### Task brief
Take every line from the listing below that includes "icon" and copy it.

*-*-*

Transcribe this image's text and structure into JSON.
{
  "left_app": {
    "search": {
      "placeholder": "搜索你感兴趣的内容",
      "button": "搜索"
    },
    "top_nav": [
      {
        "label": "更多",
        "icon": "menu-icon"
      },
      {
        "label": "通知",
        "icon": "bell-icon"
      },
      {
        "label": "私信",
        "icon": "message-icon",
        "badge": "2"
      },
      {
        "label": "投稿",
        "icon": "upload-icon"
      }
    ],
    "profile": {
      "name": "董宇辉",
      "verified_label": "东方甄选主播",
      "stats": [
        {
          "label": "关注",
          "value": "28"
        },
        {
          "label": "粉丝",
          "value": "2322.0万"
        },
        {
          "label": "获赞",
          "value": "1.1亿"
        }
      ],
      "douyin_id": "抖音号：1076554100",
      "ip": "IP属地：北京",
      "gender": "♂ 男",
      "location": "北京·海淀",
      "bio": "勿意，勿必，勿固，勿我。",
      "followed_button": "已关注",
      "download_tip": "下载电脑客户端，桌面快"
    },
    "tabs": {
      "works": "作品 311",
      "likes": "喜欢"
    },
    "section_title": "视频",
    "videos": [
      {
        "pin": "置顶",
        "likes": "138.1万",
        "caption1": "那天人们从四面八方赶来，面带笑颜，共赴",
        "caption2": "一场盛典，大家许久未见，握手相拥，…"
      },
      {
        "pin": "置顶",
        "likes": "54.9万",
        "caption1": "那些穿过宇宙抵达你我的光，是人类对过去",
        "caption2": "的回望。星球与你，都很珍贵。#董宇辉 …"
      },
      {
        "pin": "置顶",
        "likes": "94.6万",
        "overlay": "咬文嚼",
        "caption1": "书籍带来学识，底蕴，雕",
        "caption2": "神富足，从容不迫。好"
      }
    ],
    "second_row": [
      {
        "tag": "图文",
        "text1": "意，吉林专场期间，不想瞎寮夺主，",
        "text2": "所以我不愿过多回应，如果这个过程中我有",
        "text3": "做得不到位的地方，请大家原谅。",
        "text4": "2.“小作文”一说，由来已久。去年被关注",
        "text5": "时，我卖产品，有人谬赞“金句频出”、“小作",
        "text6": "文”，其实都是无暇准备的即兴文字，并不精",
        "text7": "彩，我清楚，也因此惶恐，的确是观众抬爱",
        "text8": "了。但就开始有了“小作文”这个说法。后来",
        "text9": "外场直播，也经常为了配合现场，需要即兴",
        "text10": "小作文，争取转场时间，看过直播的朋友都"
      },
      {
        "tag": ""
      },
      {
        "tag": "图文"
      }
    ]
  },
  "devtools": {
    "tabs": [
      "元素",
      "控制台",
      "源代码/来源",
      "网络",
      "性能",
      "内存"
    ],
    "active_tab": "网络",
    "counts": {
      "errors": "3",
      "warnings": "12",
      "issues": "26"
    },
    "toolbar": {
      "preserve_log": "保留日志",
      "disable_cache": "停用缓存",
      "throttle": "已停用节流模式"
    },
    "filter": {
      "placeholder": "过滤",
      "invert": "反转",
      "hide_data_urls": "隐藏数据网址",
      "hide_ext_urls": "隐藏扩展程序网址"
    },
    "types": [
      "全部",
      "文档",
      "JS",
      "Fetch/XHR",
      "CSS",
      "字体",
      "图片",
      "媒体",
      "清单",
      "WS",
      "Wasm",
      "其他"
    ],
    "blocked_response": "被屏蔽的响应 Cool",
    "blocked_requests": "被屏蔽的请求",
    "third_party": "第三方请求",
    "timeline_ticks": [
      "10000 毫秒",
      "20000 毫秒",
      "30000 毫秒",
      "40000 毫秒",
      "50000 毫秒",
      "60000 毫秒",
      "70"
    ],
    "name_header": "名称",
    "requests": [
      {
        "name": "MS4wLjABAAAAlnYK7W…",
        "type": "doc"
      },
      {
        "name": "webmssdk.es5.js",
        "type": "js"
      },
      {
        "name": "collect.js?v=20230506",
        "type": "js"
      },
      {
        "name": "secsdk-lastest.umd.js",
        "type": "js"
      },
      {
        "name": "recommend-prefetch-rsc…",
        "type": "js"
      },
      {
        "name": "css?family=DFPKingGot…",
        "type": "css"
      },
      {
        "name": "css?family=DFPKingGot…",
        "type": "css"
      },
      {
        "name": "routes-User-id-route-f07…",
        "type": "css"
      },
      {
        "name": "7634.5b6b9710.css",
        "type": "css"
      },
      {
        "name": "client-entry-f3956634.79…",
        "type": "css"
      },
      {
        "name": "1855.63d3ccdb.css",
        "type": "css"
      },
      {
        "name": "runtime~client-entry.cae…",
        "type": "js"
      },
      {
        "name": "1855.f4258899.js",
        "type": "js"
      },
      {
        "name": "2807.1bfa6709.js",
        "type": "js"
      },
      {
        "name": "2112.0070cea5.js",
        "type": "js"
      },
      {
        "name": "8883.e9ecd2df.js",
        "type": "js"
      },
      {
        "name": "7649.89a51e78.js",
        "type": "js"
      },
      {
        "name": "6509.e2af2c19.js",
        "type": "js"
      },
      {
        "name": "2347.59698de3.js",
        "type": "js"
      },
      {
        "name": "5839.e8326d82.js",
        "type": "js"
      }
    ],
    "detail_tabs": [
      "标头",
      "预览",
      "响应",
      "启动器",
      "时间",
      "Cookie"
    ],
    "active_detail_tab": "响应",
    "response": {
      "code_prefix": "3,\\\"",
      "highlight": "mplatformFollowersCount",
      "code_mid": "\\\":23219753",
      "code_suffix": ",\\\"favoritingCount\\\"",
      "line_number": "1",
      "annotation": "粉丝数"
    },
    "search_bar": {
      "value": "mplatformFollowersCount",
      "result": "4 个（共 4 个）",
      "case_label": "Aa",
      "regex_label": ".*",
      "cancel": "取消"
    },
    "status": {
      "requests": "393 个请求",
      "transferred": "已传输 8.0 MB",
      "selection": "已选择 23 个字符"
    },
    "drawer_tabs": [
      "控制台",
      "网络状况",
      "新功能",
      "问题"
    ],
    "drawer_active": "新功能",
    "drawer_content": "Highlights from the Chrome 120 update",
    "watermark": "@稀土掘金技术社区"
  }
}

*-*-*

### Expected answer
        "icon": "menu-icon"
        "icon": "bell-icon"
        "icon": "message-icon",
        "icon": "upload-icon"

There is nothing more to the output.